And what a singular grid it’s. The USA truly has three distinct grids: Those within the west and east roughly minimize the nation in half. However Texas divorced itself from all that, opting to run its personal operations to keep away from regulation. Meaning energy suppliers don’t face penalties for failing to ship electrical energy, as they do in regulated states. And since it’s not intricately related to its neighbors’ power grids, Texas can’t import numerous energy from elsewhere when demand spikes, like throughout this warmth wave or a chilly snap. That isolationist stance has left it ill-prepared to climate the extremes of local weather change. 

“Texas, as soon as once more, is in a singular place the place mainly they’ve remoted themselves from the remainder of the grid,” says Gernot Wagner, a local weather economist at Columbia Enterprise Faculty.

This has caught the state up in an more and more nasty suggestions loop: As summers heat, individuals have to run extra AC to keep away from discomfort and warmth sickness. However that requires extra power, which leads to extra emissions that additional warmth the planet and finally improve demand for air-con. “The warmer it will get, the extra we run the AC, and the much less dependable the grid turns into,” says Wagner. 

This might be an issue all around the world, particularly in economically growing nations, the place extra persons are becoming a member of the center class and are in a position to pay for applied sciences like air-con. “​​AC is actually vital—it’s completely life-saving,” says College of California, Los Angeles’ Edith de Guzman, director and cofounder of the Los Angeles City Cooling Collaborative. “We’re getting into into an unprecedented interval: Not solely is the frequency of warmth waves growing, however the depth, in fact, can also be growing.” 

That’s making it extra vital than ever for individuals to have entry to air-con—and have the electrical energy to run the machines—particularly these with preexisting circumstances. Bronchial asthma, as an illustration, could be exacerbated by the formation of ozone when temperatures rise. And the our bodies of aged and really younger individuals aren’t as environment friendly as cooling themselves, placing them at extra danger. “Warmth is the most important weather-related killer in a mean yr in america,” says de Guzman. “It is an underreported drawback. Sicknesses and deaths which are attributable to warmth is probably not identified as such.” For instance, warmth stress might make a coronary heart assault extra probably, however warmth received’t essentially be fingered because the offender.

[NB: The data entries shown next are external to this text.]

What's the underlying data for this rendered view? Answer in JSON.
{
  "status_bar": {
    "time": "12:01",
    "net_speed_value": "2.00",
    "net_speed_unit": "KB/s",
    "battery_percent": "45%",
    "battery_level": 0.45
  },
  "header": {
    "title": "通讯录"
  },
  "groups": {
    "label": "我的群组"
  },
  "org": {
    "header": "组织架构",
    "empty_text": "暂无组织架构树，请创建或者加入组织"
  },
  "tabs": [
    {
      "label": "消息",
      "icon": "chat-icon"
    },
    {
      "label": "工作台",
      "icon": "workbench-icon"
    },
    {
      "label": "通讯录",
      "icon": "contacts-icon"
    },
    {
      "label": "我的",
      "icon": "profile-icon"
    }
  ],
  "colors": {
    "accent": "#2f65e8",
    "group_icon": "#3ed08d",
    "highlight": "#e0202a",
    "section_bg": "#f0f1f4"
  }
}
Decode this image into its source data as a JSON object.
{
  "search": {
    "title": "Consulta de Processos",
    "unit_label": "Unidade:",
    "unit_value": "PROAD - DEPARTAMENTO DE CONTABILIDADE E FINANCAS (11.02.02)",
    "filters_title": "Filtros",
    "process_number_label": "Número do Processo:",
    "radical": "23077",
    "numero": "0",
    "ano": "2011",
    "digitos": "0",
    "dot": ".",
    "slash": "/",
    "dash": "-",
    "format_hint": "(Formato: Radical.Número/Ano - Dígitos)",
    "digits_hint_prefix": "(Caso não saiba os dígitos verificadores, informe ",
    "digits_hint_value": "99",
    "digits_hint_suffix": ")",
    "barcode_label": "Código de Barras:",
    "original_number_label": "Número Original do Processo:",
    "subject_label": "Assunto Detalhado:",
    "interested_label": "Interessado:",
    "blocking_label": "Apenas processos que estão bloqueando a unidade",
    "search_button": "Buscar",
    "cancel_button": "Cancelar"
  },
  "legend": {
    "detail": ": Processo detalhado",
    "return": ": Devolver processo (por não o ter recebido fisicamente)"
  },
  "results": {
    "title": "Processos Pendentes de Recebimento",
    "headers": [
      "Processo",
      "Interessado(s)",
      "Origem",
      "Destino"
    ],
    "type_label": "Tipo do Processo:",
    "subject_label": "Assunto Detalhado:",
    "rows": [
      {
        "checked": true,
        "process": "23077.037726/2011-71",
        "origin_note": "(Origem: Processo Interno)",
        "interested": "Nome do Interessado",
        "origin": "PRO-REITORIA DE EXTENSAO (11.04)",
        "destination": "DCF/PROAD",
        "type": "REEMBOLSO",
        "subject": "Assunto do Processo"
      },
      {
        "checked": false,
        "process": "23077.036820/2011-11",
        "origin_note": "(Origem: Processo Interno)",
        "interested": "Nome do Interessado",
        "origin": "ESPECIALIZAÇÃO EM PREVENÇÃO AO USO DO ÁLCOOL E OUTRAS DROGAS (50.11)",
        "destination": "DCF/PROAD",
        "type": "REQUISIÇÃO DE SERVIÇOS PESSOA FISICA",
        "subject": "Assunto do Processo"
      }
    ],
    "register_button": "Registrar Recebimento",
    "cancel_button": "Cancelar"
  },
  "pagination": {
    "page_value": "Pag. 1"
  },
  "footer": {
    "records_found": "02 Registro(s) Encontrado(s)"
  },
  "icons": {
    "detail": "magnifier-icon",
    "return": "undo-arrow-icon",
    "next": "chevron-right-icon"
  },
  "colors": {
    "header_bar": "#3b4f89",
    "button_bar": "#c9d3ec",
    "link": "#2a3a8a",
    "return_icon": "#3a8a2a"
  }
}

However the historical electrical grids within the US stay woefully unprepared. The Texas grid, like some other, must consistently steadiness provide and demand, which varies wildly all through the day. “From my standpoint, extra fascinating than the rising demand is that the demand occurs at coincident peaks,” says David Victor, a political scientist on the College of California, San Diego, who coauthored a significant report on the US grid final yr. “Not solely is there a better demand, but it surely’s at precisely the time that’s already the vital level for the grid.”